### Exercise
Which lines below contain the word "this"? Copy each of them.

==================================================

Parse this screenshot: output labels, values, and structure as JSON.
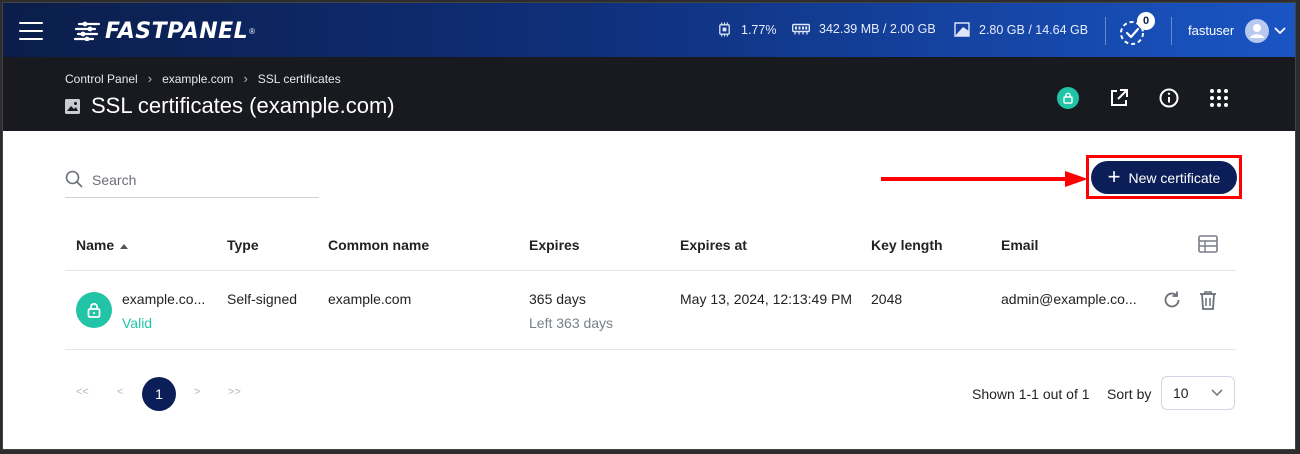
{
  "header": {
    "logo_text": "FASTPANEL",
    "logo_reg": "®",
    "cpu": "1.77%",
    "ram": "342.39 MB / 2.00 GB",
    "disk": "2.80 GB / 14.64 GB",
    "tasks_count": "0",
    "username": "fastuser",
    "gradient_colors": [
      "#0b1e4a",
      "#1a55c4"
    ]
  },
  "breadcrumb": [
    "Control Panel",
    "example.com",
    "SSL certificates"
  ],
  "page_title": "SSL certificates (example.com)",
  "toolbar": {
    "search_placeholder": "Search",
    "new_button_label": "New certificate",
    "accent_color": "#0c1e57",
    "highlight_color": "#ff0000"
  },
  "table": {
    "columns": [
      "Name",
      "Type",
      "Common name",
      "Expires",
      "Expires at",
      "Key length",
      "Email"
    ],
    "rows": [
      {
        "name": "example.co...",
        "status": "Valid",
        "type": "Self-signed",
        "common_name": "example.com",
        "expires": "365 days",
        "expires_left": "Left 363 days",
        "expires_at": "May 13, 2024, 12:13:49 PM",
        "key_length": "2048",
        "email": "admin@example.co..."
      }
    ],
    "status_color": "#21c4a6"
  },
  "pagination": {
    "first": "<<",
    "prev": "<",
    "current": "1",
    "next": ">",
    "last": ">>",
    "shown_text": "Shown 1-1 out of 1",
    "sort_label": "Sort by",
    "page_size": "10"
  }
}
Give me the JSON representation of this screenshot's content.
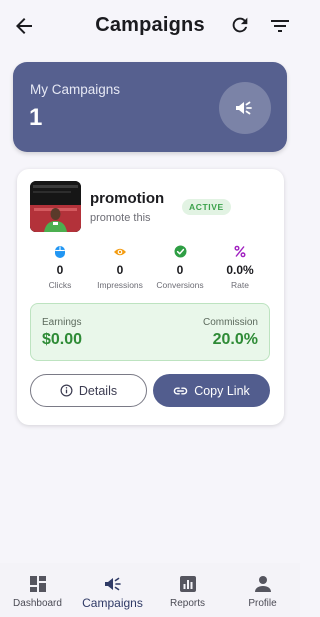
{
  "topbar": {
    "title": "Campaigns"
  },
  "summary": {
    "label": "My Campaigns",
    "count": "1"
  },
  "campaign": {
    "title": "promotion",
    "description": "promote this",
    "status": "ACTIVE",
    "metrics": [
      {
        "name": "clicks",
        "value": "0",
        "label": "Clicks",
        "icon": "mouse-icon",
        "color": "#2196f3"
      },
      {
        "name": "impressions",
        "value": "0",
        "label": "Impressions",
        "icon": "eye-icon",
        "color": "#f39c12"
      },
      {
        "name": "conversions",
        "value": "0",
        "label": "Conversions",
        "icon": "check-circle-icon",
        "color": "#2e9e44"
      },
      {
        "name": "rate",
        "value": "0.0%",
        "label": "Rate",
        "icon": "percent-icon",
        "color": "#a020c0"
      }
    ],
    "earnings_label": "Earnings",
    "earnings_value": "$0.00",
    "commission_label": "Commission",
    "commission_value": "20.0%",
    "details_label": "Details",
    "copy_label": "Copy Link"
  },
  "nav": {
    "items": [
      {
        "label": "Dashboard",
        "icon": "dashboard-icon"
      },
      {
        "label": "Campaigns",
        "icon": "megaphone-icon",
        "active": true
      },
      {
        "label": "Reports",
        "icon": "reports-icon"
      },
      {
        "label": "Profile",
        "icon": "profile-icon"
      }
    ]
  },
  "colors": {
    "accent": "#525d8e",
    "banner": "#56608f",
    "success": "#2e8b36",
    "status_bg": "#e2f3e3"
  }
}
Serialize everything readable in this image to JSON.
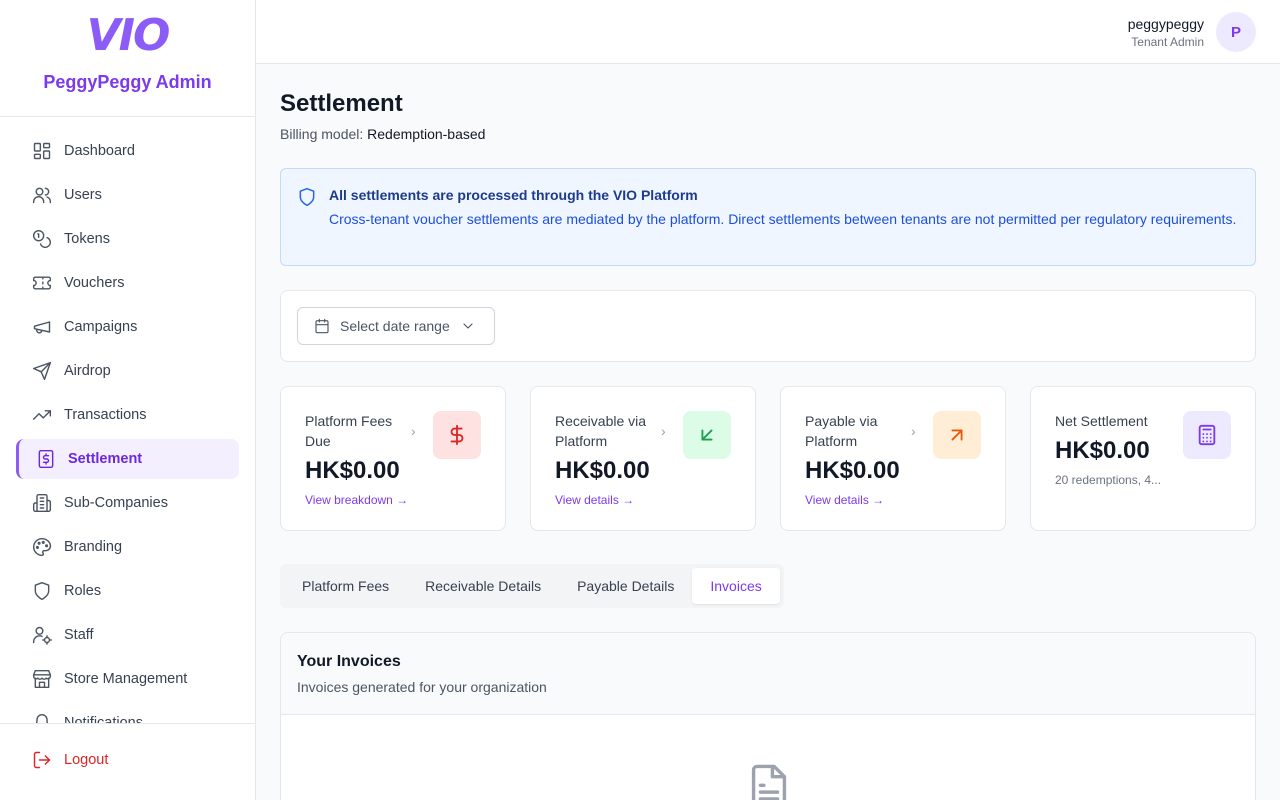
{
  "brand": {
    "logo": "VIO",
    "name": "PeggyPeggy Admin"
  },
  "sidebar": {
    "items": [
      {
        "label": "Dashboard",
        "icon": "dashboard-icon"
      },
      {
        "label": "Users",
        "icon": "users-icon"
      },
      {
        "label": "Tokens",
        "icon": "coins-icon"
      },
      {
        "label": "Vouchers",
        "icon": "ticket-icon"
      },
      {
        "label": "Campaigns",
        "icon": "megaphone-icon"
      },
      {
        "label": "Airdrop",
        "icon": "send-icon"
      },
      {
        "label": "Transactions",
        "icon": "trending-up-icon"
      },
      {
        "label": "Settlement",
        "icon": "receipt-icon",
        "active": true
      },
      {
        "label": "Sub-Companies",
        "icon": "building-icon"
      },
      {
        "label": "Branding",
        "icon": "palette-icon"
      },
      {
        "label": "Roles",
        "icon": "shield-icon"
      },
      {
        "label": "Staff",
        "icon": "user-cog-icon"
      },
      {
        "label": "Store Management",
        "icon": "store-icon"
      },
      {
        "label": "Notifications",
        "icon": "bell-icon"
      }
    ],
    "logout": "Logout"
  },
  "header": {
    "user_name": "peggypeggy",
    "user_role": "Tenant Admin",
    "avatar_initial": "P"
  },
  "page": {
    "title": "Settlement",
    "billing_label": "Billing model:",
    "billing_value": "Redemption-based"
  },
  "notice": {
    "title": "All settlements are processed through the VIO Platform",
    "text": "Cross-tenant voucher settlements are mediated by the platform. Direct settlements between tenants are not permitted per regulatory requirements."
  },
  "filter": {
    "date_placeholder": "Select date range"
  },
  "stats": [
    {
      "label": "Platform Fees Due",
      "value": "HK$0.00",
      "link": "View breakdown →",
      "icon": "dollar-icon",
      "color": "#dc2626",
      "bg": "#fee2e2"
    },
    {
      "label": "Receivable via Platform",
      "value": "HK$0.00",
      "link": "View details →",
      "icon": "arrow-down-left-icon",
      "color": "#16a34a",
      "bg": "#dcfce7"
    },
    {
      "label": "Payable via Platform",
      "value": "HK$0.00",
      "link": "View details →",
      "icon": "arrow-up-right-icon",
      "color": "#ea580c",
      "bg": "#ffedd5"
    },
    {
      "label": "Net Settlement",
      "value": "HK$0.00",
      "sub": "20 redemptions, 4...",
      "icon": "calculator-icon",
      "color": "#7c3aed",
      "bg": "#ede9fe"
    }
  ],
  "tabs": [
    {
      "label": "Platform Fees"
    },
    {
      "label": "Receivable Details"
    },
    {
      "label": "Payable Details"
    },
    {
      "label": "Invoices",
      "active": true
    }
  ],
  "invoices": {
    "title": "Your Invoices",
    "subtitle": "Invoices generated for your organization"
  }
}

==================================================

### Written reply
Parse this screenshot: output labels, values, and structure as JSON.
Give me the JSON representation of this screenshot's content.
    "description": "promote this",
Serialize everything readable in this image to JSON.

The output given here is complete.